Sleeve Gastrectomy and Pregnancy: Safety and Efficacy
The sleeve gastrectomy or gastric sleeve is a weight-loss surgery in which a large portion of the stomach is removed reducing its size to about 1/4 of the original size. This procedure is done through small (0.5-1.5 cm) incisions and with the help of a camera (laparoscopy), and is permanent (not reversible). Although the volume of the stomach is reduced, it tends to function normally and weight loss is achieved due to the restriction of food intake.
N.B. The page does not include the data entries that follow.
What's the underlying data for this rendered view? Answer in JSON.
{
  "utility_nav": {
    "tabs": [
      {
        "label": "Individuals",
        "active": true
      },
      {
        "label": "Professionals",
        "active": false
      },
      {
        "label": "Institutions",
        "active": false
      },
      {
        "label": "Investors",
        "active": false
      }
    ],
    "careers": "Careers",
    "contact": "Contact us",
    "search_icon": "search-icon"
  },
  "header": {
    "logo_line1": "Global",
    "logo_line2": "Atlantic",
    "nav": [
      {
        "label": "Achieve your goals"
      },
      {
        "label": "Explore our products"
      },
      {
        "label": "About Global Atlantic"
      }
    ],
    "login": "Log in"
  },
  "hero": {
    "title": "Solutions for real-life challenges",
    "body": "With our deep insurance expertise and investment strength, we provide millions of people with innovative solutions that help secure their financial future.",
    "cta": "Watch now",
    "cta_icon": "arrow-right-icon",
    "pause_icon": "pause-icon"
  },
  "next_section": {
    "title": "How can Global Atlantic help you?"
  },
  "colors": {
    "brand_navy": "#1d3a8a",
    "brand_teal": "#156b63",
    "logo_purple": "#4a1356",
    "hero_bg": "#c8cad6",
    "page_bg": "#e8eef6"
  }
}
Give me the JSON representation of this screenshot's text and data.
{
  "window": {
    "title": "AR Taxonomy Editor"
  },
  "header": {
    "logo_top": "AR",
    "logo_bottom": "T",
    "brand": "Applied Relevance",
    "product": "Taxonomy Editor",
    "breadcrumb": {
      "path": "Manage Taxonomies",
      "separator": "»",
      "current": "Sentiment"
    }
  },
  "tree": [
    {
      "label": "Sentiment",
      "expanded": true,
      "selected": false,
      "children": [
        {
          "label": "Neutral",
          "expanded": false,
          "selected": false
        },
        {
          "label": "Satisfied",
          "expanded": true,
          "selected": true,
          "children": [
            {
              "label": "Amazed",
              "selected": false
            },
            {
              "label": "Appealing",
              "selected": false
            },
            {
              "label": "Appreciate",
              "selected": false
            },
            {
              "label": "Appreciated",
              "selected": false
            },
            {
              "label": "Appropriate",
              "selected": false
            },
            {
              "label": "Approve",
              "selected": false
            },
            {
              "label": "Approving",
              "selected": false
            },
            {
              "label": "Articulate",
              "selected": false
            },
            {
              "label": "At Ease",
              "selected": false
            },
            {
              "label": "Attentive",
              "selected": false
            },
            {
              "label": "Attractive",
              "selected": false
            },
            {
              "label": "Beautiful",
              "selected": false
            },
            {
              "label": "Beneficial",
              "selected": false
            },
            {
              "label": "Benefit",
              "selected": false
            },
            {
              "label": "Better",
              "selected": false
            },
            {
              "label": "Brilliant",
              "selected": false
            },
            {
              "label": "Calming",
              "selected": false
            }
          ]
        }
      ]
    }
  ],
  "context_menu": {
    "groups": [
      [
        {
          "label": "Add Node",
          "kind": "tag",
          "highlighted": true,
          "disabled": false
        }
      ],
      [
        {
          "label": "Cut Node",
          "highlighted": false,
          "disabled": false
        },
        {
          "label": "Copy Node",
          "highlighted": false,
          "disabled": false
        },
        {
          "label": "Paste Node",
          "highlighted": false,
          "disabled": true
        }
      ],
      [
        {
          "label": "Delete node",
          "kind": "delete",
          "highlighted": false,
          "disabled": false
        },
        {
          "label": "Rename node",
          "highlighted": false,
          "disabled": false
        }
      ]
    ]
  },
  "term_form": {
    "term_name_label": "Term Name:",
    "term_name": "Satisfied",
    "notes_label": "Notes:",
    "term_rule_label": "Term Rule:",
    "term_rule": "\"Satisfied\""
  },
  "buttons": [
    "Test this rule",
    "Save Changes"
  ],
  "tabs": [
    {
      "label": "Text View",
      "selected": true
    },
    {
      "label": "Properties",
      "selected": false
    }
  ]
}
As the area removed contains cells that stimulate hunger, the end-result is that the surgery helps lower weight by reducing caloric intake and hunger combined.
A recent meta-analysis, that is a combination of all studies about the effects of bariatric surgery in pregnancy was published in the International Journal of Gynecology and Obstetrics and was performed by a team of researchers from Chongqing Medical University, China. Dr. Xiao-yan Yi and colleagues found that women who underwent bariatric surgery had reduced risk of diabetes mellitus of pregnancy, high blood pressure and related disorders, and of having a large baby when compared with those obese women without surgery treatment.
Another study published in the same journal done by a French team of researchers from the Centre Hospitalier Departemental of La Roche sur Yon looked specifically into the effects of sleeve gastrectomy by laparoscopy in pregnancy. Dr. Guillaume Ducarme led this study of 54 patients and their pregnancies. There is a theoretical risk of adverse outcomes as result of low nutrient absorption following surgery, namely protein, iron, calcium, and vitamins A, D, K, and B12 deficiencies. Neveretheless, this study found no association between sleeve gastrectomy and adverse outcomes such as fetal growth restriction, malformations, and fetal anemia.
In conclusion, batriatric surgery in general and sleeve gastrectomy in particular remain the mainstay of therapy for obese patients who are unable to solve their disorder with diet and exercise alone. There is increasing evidence that sleeve gastrectomy is not only very efficacious, but also safe and is not associated with serious maternal or fetal (baby) adverse events. As a result, it is an option to be considered in patients looking to conceive as all women are advised to lose weight before getting pregnant to lessen the risk of serious pregnancy complications.